%%
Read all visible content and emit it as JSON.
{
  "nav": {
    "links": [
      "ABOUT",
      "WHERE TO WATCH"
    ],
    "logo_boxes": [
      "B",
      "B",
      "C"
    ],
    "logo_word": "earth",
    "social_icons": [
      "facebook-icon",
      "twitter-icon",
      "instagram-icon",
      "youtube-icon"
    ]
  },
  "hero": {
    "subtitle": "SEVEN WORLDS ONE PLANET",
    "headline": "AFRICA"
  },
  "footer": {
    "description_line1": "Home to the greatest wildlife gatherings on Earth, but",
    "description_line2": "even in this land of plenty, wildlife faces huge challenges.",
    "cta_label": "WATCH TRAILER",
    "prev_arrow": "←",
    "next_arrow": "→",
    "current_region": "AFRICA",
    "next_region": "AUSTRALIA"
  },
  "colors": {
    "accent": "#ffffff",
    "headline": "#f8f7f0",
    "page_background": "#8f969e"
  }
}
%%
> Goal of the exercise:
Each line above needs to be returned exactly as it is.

> Task answer:
Read all visible content and emit it as JSON.
{
  "nav": {
    "links": [
      "ABOUT",
      "WHERE TO WATCH"
    ],
    "logo_boxes": [
      "B",
      "B",
      "C"
    ],
    "logo_word": "earth",
    "social_icons": [
      "facebook-icon",
      "twitter-icon",
      "instagram-icon",
      "youtube-icon"
    ]
  },
  "hero": {
    "subtitle": "SEVEN WORLDS ONE PLANET",
    "headline": "AFRICA"
  },
  "footer": {
    "description_line1": "Home to the greatest wildlife gatherings on Earth, but",
    "description_line2": "even in this land of plenty, wildlife faces huge challenges.",
    "cta_label": "WATCH TRAILER",
    "prev_arrow": "←",
    "next_arrow": "→",
    "current_region": "AFRICA",
    "next_region": "AUSTRALIA"
  },
  "colors": {
    "accent": "#ffffff",
    "headline": "#f8f7f0",
    "page_background": "#8f969e"
  }
}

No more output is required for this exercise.